_ABOUT THIS EXERCISE_: Please reproduce the data below exactly, from the first line to the last.

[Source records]
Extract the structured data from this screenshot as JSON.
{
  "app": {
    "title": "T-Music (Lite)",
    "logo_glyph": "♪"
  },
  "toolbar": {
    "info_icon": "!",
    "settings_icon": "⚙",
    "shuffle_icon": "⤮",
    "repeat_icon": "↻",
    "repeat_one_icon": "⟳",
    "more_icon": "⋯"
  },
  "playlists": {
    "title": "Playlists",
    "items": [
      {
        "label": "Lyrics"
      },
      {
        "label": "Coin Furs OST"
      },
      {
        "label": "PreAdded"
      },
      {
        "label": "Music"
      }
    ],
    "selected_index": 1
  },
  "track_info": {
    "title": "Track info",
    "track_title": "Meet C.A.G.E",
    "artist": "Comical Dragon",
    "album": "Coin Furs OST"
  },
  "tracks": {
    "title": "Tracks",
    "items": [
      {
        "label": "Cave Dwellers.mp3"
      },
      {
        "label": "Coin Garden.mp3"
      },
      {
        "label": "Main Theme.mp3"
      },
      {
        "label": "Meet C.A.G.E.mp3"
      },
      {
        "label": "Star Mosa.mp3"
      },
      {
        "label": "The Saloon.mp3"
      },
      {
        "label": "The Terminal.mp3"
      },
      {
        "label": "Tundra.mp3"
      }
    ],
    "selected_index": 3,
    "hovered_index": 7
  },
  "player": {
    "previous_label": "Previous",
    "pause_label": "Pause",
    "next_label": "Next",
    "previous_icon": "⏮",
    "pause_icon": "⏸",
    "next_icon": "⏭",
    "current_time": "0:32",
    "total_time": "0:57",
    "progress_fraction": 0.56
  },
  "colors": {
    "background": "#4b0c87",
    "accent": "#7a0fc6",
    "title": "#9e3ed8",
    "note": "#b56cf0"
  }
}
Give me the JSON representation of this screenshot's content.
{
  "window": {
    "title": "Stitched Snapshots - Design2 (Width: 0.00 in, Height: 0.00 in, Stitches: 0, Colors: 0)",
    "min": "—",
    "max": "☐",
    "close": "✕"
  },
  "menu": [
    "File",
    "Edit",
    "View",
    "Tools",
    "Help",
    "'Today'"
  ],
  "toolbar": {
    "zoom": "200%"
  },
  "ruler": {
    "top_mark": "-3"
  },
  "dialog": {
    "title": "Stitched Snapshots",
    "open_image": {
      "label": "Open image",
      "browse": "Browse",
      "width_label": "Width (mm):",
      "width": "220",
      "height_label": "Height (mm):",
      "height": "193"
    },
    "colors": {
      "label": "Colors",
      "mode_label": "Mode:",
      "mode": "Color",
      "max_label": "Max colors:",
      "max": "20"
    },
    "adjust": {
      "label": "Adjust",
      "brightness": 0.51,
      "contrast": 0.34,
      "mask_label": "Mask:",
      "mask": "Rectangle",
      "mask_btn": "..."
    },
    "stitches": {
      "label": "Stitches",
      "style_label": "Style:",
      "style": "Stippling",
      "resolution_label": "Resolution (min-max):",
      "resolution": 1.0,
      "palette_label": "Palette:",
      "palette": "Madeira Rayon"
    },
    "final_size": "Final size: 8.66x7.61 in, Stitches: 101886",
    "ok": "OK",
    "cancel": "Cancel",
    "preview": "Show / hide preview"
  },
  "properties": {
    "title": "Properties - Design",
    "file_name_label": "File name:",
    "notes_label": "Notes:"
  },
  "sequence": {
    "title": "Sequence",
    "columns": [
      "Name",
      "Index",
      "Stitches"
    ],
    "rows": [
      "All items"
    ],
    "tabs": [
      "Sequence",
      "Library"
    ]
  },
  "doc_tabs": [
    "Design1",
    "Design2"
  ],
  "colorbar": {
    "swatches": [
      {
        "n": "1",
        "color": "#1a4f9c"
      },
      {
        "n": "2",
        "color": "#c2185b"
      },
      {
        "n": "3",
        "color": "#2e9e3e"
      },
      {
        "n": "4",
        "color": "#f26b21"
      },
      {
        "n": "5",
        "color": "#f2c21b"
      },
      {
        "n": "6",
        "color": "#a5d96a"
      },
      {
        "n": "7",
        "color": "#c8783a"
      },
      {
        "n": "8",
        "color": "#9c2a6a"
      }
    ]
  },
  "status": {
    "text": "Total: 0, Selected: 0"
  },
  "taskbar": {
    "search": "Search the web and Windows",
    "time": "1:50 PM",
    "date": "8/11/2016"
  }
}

_ANSWER TO THIS PROBLEM_:
Extract the structured data from this screenshot as JSON.
{
  "app": {
    "title": "T-Music (Lite)",
    "logo_glyph": "♪"
  },
  "toolbar": {
    "info_icon": "!",
    "settings_icon": "⚙",
    "shuffle_icon": "⤮",
    "repeat_icon": "↻",
    "repeat_one_icon": "⟳",
    "more_icon": "⋯"
  },
  "playlists": {
    "title": "Playlists",
    "items": [
      {
        "label": "Lyrics"
      },
      {
        "label": "Coin Furs OST"
      },
      {
        "label": "PreAdded"
      },
      {
        "label": "Music"
      }
    ],
    "selected_index": 1
  },
  "track_info": {
    "title": "Track info",
    "track_title": "Meet C.A.G.E",
    "artist": "Comical Dragon",
    "album": "Coin Furs OST"
  },
  "tracks": {
    "title": "Tracks",
    "items": [
      {
        "label": "Cave Dwellers.mp3"
      },
      {
        "label": "Coin Garden.mp3"
      },
      {
        "label": "Main Theme.mp3"
      },
      {
        "label": "Meet C.A.G.E.mp3"
      },
      {
        "label": "Star Mosa.mp3"
      },
      {
        "label": "The Saloon.mp3"
      },
      {
        "label": "The Terminal.mp3"
      },
      {
        "label": "Tundra.mp3"
      }
    ],
    "selected_index": 3,
    "hovered_index": 7
  },
  "player": {
    "previous_label": "Previous",
    "pause_label": "Pause",
    "next_label": "Next",
    "previous_icon": "⏮",
    "pause_icon": "⏸",
    "next_icon": "⏭",
    "current_time": "0:32",
    "total_time": "0:57",
    "progress_fraction": 0.56
  },
  "colors": {
    "background": "#4b0c87",
    "accent": "#7a0fc6",
    "title": "#9e3ed8",
    "note": "#b56cf0"
  }
}
Give me the JSON representation of this screenshot's content.
{
  "window": {
    "title": "Stitched Snapshots - Design2 (Width: 0.00 in, Height: 0.00 in, Stitches: 0, Colors: 0)",
    "min": "—",
    "max": "☐",
    "close": "✕"
  },
  "menu": [
    "File",
    "Edit",
    "View",
    "Tools",
    "Help",
    "'Today'"
  ],
  "toolbar": {
    "zoom": "200%"
  },
  "ruler": {
    "top_mark": "-3"
  },
  "dialog": {
    "title": "Stitched Snapshots",
    "open_image": {
      "label": "Open image",
      "browse": "Browse",
      "width_label": "Width (mm):",
      "width": "220",
      "height_label": "Height (mm):",
      "height": "193"
    },
    "colors": {
      "label": "Colors",
      "mode_label": "Mode:",
      "mode": "Color",
      "max_label": "Max colors:",
      "max": "20"
    },
    "adjust": {
      "label": "Adjust",
      "brightness": 0.51,
      "contrast": 0.34,
      "mask_label": "Mask:",
      "mask": "Rectangle",
      "mask_btn": "..."
    },
    "stitches": {
      "label": "Stitches",
      "style_label": "Style:",
      "style": "Stippling",
      "resolution_label": "Resolution (min-max):",
      "resolution": 1.0,
      "palette_label": "Palette:",
      "palette": "Madeira Rayon"
    },
    "final_size": "Final size: 8.66x7.61 in, Stitches: 101886",
    "ok": "OK",
    "cancel": "Cancel",
    "preview": "Show / hide preview"
  },
  "properties": {
    "title": "Properties - Design",
    "file_name_label": "File name:",
    "notes_label": "Notes:"
  },
  "sequence": {
    "title": "Sequence",
    "columns": [
      "Name",
      "Index",
      "Stitches"
    ],
    "rows": [
      "All items"
    ],
    "tabs": [
      "Sequence",
      "Library"
    ]
  },
  "doc_tabs": [
    "Design1",
    "Design2"
  ],
  "colorbar": {
    "swatches": [
      {
        "n": "1",
        "color": "#1a4f9c"
      },
      {
        "n": "2",
        "color": "#c2185b"
      },
      {
        "n": "3",
        "color": "#2e9e3e"
      },
      {
        "n": "4",
        "color": "#f26b21"
      },
      {
        "n": "5",
        "color": "#f2c21b"
      },
      {
        "n": "6",
        "color": "#a5d96a"
      },
      {
        "n": "7",
        "color": "#c8783a"
      },
      {
        "n": "8",
        "color": "#9c2a6a"
      }
    ]
  },
  "status": {
    "text": "Total: 0, Selected: 0"
  },
  "taskbar": {
    "search": "Search the web and Windows",
    "time": "1:50 PM",
    "date": "8/11/2016"
  }
}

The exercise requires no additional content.